> THE TASK: From the entries below, count the lines with "Average". Write only the count.

> DATA FOR THIS EXERCISE:
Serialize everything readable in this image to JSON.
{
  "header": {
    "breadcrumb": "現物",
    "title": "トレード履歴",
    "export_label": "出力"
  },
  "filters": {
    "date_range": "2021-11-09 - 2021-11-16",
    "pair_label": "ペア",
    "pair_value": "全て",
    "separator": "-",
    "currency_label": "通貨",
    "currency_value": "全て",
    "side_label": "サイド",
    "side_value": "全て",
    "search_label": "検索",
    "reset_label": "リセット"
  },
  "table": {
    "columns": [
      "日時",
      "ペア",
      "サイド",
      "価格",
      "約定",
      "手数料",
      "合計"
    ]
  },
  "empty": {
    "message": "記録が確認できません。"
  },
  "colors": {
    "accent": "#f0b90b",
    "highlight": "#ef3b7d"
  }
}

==

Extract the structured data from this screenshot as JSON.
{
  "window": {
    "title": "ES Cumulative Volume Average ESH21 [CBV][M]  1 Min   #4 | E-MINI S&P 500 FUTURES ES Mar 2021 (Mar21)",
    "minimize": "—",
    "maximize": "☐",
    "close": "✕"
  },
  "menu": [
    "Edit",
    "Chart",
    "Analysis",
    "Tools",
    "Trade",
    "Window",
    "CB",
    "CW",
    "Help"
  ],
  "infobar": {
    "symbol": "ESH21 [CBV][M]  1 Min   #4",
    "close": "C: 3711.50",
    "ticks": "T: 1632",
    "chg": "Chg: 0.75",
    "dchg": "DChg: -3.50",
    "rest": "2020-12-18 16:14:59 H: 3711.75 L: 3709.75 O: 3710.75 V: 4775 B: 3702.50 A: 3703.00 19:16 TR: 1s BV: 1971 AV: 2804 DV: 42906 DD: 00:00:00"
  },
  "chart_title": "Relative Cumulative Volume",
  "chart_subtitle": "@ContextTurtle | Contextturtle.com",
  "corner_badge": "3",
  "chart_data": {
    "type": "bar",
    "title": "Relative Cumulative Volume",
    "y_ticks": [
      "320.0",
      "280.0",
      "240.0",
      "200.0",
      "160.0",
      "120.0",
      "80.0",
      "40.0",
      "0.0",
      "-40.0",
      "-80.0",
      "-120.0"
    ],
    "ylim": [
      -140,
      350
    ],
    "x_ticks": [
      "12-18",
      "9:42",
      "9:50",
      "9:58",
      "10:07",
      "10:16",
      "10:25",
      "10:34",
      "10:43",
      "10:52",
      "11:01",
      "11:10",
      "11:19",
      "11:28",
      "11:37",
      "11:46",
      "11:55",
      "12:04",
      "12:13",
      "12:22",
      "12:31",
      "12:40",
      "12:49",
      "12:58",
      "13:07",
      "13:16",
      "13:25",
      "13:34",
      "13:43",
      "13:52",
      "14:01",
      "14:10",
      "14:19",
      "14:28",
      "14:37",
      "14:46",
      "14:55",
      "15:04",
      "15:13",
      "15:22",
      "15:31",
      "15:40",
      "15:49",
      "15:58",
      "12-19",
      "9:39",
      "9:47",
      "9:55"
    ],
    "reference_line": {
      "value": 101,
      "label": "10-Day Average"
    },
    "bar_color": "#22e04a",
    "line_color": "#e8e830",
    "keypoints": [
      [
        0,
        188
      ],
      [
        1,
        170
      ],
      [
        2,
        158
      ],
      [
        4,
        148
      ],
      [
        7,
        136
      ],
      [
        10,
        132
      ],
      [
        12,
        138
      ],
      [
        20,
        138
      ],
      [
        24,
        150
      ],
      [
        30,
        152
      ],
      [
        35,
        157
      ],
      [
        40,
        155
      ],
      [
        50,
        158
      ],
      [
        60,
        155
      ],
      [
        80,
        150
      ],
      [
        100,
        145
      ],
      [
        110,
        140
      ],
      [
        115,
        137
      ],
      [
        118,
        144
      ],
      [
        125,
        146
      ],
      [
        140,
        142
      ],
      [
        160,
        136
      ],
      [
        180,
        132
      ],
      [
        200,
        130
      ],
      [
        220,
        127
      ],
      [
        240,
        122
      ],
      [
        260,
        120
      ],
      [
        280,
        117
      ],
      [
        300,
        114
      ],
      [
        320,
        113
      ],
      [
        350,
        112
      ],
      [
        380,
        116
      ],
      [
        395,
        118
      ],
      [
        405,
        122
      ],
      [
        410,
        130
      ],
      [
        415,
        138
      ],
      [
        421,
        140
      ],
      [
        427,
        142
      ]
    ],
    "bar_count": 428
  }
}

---

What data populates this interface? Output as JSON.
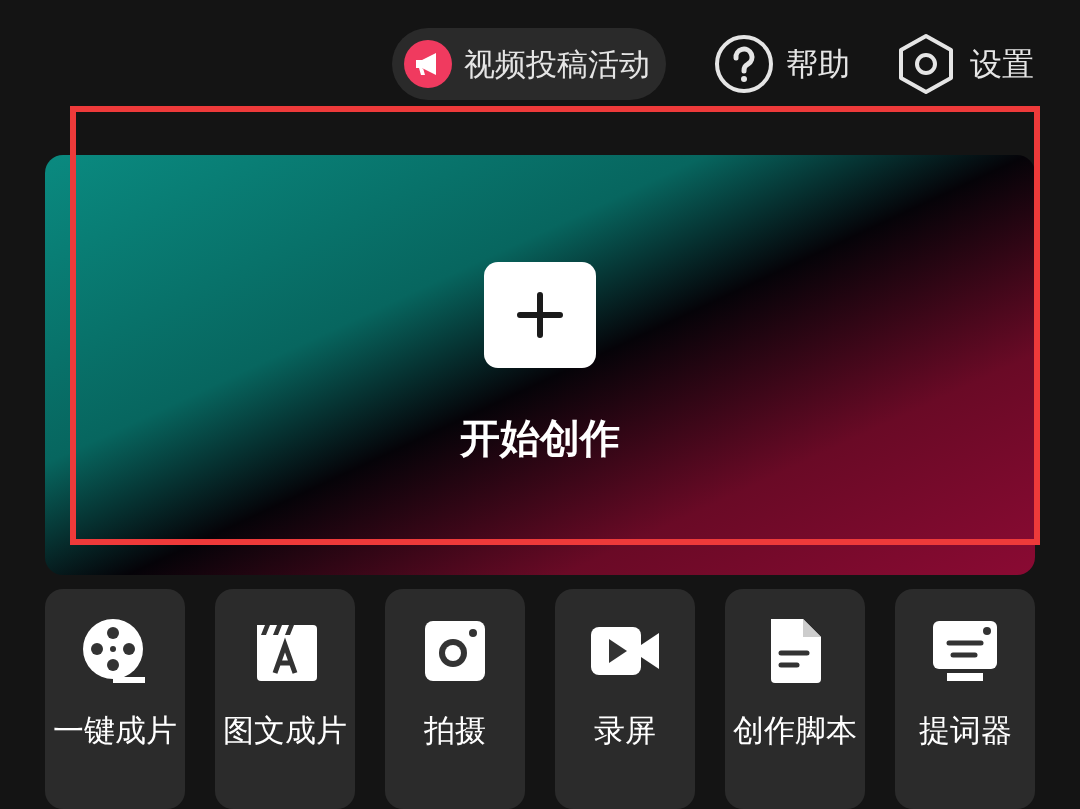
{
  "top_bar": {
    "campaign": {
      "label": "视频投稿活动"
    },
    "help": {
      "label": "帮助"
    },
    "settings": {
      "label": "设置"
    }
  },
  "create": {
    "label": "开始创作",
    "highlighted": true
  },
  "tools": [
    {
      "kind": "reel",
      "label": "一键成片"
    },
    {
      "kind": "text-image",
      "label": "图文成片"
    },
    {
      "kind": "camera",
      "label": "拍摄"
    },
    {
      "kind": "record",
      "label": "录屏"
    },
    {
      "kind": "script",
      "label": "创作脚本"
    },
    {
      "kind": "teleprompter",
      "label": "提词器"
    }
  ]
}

> EXERCISE ANSWER: 2